Verrilli v HMQ 2019 NSSC 263

Note

In this decision, the NSSC examines who has the burden of proof when an interested non-accused party seeks access to sealed ITOs relative to three search warrants, in accordance with s. 487.3(4) of the CC.

Decision Summary

Daniel Verrilli was the subject of three search warrants the police used to search his residence and vehicles. The warrants alleged that Mr. Verrilli had possession of cocaine for the purpose of trafficking. The ITO in relation to all three search warrants was sealed by each issuing justice of the peace. Various items, including cellular telephones and cash were seized during the searches, but no cocaine was located by the police. No charges were laid against Mr. Verrilli. The seized items were made available for their return. Mr. Verrilli applied to Provincial Court to examine the sealed information in order to determine why he had been the subject of the searches. His application was denied by Judge David Ryan. Mr. Verrilli then applied for certiorari/judicial review of the decision refusing his access to the sealed information.

The Judge reconciled two lines of reasoning to address the issue of who has the burden of proof when an interested non-accused party seeks access to a sealed Information to Obtain.

This application relates to the right of a non-accused target to access the ITOs that led to the issuance of three search warrants. The legislative provisions governing search warrants are very different than those involving wiretaps. There is no legislative provision placing the onus on an applicant seeking to unseal an ITO similar to the statutory onus placed on an applicant seeking to unseal a wiretap. Michaud was a wiretap case. Wiretaps are subject to very specific provisions in the Criminal Code that limit access to the presumptively sealed packet of information.
The Criminal Code search warrant provisions do not mirror the wiretap provisions. However, a judicial officer may determine that an ITO should be sealed in accordance with s. 487.3 of the Criminal Code. I cannot conclude that Parliament intended these two regimes to be treated the same way.
The Supreme Court of Canada was very clear in explaining that the Dagenais/Mentuck test applies to all discretionary actions that could limit the open court principle.
The test in Dagenais/Mentuck governs when an application is made to unseal an ITO in accordance with s. 487.3(4) of the Criminal Code, and in these circumstances, places the onus on the Crown.
Mr. Verrilli’s application for certiorari/judicial review is granted. The matter will be remitted to Provincial Court for a new hearing placing the appropriate onus on the Crown to meet the test as set out in Dagenais/Mentuck.
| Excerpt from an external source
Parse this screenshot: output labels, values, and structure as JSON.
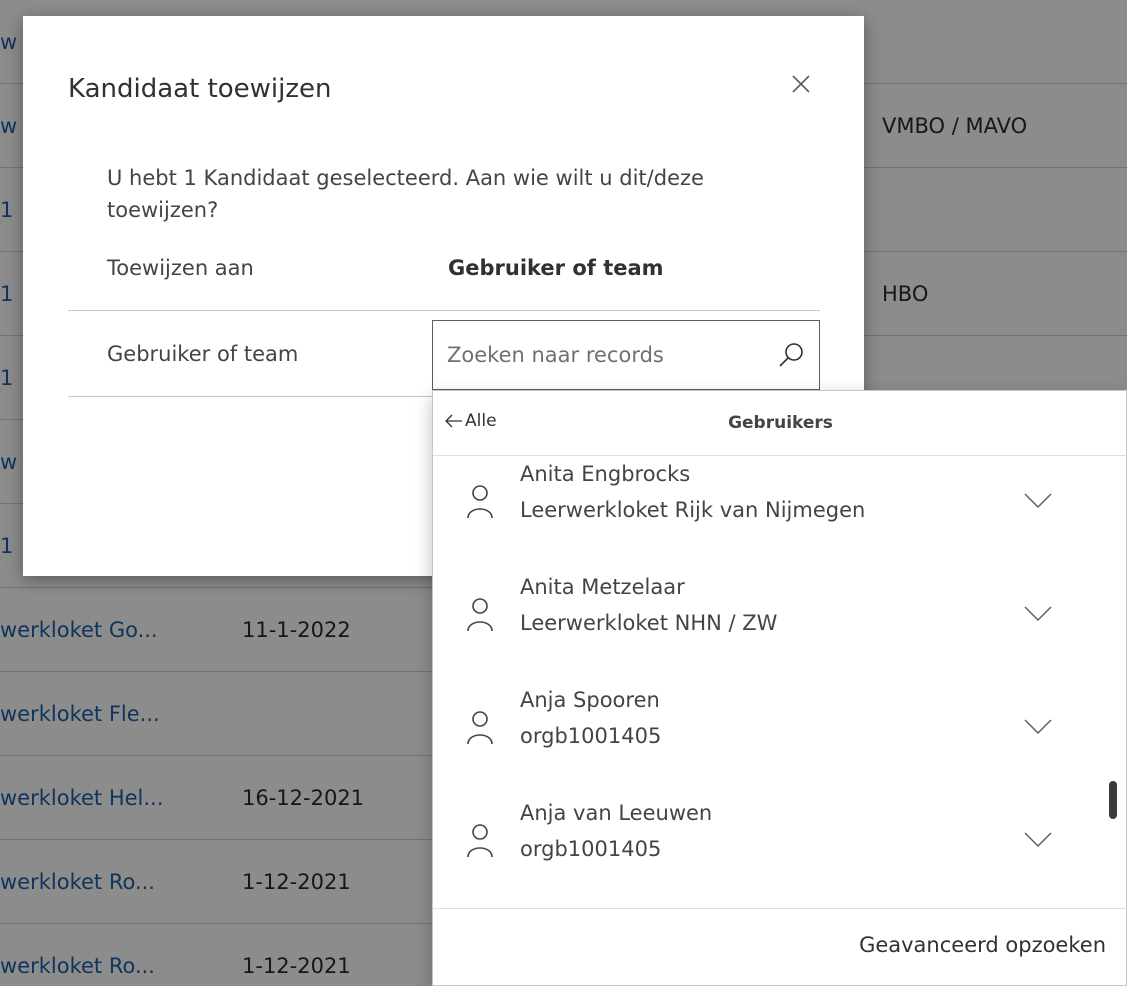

References

Verrilli v HMQ 2019 NSSC 263

Last modified on 20 September 2019, at 16:43